-- INPUT RECORDS follows --
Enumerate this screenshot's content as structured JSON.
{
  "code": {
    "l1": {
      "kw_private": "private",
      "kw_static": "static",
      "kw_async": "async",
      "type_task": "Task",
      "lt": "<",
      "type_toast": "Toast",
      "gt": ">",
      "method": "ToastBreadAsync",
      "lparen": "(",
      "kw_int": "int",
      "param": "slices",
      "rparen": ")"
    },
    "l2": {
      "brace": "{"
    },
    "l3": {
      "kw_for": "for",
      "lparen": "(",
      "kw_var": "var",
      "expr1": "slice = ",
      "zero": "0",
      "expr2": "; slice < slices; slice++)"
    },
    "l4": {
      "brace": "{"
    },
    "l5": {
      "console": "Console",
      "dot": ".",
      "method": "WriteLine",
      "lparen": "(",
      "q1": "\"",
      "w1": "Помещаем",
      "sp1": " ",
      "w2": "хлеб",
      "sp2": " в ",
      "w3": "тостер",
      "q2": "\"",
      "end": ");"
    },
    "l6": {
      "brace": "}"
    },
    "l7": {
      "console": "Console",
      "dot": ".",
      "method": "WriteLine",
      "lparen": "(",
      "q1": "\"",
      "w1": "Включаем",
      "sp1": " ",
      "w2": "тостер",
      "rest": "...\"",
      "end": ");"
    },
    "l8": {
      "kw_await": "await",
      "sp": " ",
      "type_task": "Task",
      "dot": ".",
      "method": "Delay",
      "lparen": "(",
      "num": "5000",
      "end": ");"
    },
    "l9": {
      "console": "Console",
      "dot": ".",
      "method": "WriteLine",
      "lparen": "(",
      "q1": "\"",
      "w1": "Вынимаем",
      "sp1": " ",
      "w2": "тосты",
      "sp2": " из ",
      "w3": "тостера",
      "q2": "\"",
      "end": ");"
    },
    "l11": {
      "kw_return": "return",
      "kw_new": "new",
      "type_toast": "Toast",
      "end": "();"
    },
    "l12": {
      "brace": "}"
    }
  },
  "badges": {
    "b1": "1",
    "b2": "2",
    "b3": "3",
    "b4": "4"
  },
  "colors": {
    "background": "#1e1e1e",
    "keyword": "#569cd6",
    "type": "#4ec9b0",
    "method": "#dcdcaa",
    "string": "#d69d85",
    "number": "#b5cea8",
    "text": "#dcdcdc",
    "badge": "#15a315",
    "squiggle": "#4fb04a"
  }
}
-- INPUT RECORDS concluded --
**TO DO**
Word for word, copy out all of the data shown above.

**RESULT FOR THIS TASK**
Enumerate this screenshot's content as structured JSON.
{
  "code": {
    "l1": {
      "kw_private": "private",
      "kw_static": "static",
      "kw_async": "async",
      "type_task": "Task",
      "lt": "<",
      "type_toast": "Toast",
      "gt": ">",
      "method": "ToastBreadAsync",
      "lparen": "(",
      "kw_int": "int",
      "param": "slices",
      "rparen": ")"
    },
    "l2": {
      "brace": "{"
    },
    "l3": {
      "kw_for": "for",
      "lparen": "(",
      "kw_var": "var",
      "expr1": "slice = ",
      "zero": "0",
      "expr2": "; slice < slices; slice++)"
    },
    "l4": {
      "brace": "{"
    },
    "l5": {
      "console": "Console",
      "dot": ".",
      "method": "WriteLine",
      "lparen": "(",
      "q1": "\"",
      "w1": "Помещаем",
      "sp1": " ",
      "w2": "хлеб",
      "sp2": " в ",
      "w3": "тостер",
      "q2": "\"",
      "end": ");"
    },
    "l6": {
      "brace": "}"
    },
    "l7": {
      "console": "Console",
      "dot": ".",
      "method": "WriteLine",
      "lparen": "(",
      "q1": "\"",
      "w1": "Включаем",
      "sp1": " ",
      "w2": "тостер",
      "rest": "...\"",
      "end": ");"
    },
    "l8": {
      "kw_await": "await",
      "sp": " ",
      "type_task": "Task",
      "dot": ".",
      "method": "Delay",
      "lparen": "(",
      "num": "5000",
      "end": ");"
    },
    "l9": {
      "console": "Console",
      "dot": ".",
      "method": "WriteLine",
      "lparen": "(",
      "q1": "\"",
      "w1": "Вынимаем",
      "sp1": " ",
      "w2": "тосты",
      "sp2": " из ",
      "w3": "тостера",
      "q2": "\"",
      "end": ");"
    },
    "l11": {
      "kw_return": "return",
      "kw_new": "new",
      "type_toast": "Toast",
      "end": "();"
    },
    "l12": {
      "brace": "}"
    }
  },
  "badges": {
    "b1": "1",
    "b2": "2",
    "b3": "3",
    "b4": "4"
  },
  "colors": {
    "background": "#1e1e1e",
    "keyword": "#569cd6",
    "type": "#4ec9b0",
    "method": "#dcdcaa",
    "string": "#d69d85",
    "number": "#b5cea8",
    "text": "#dcdcdc",
    "badge": "#15a315",
    "squiggle": "#4fb04a"
  }
}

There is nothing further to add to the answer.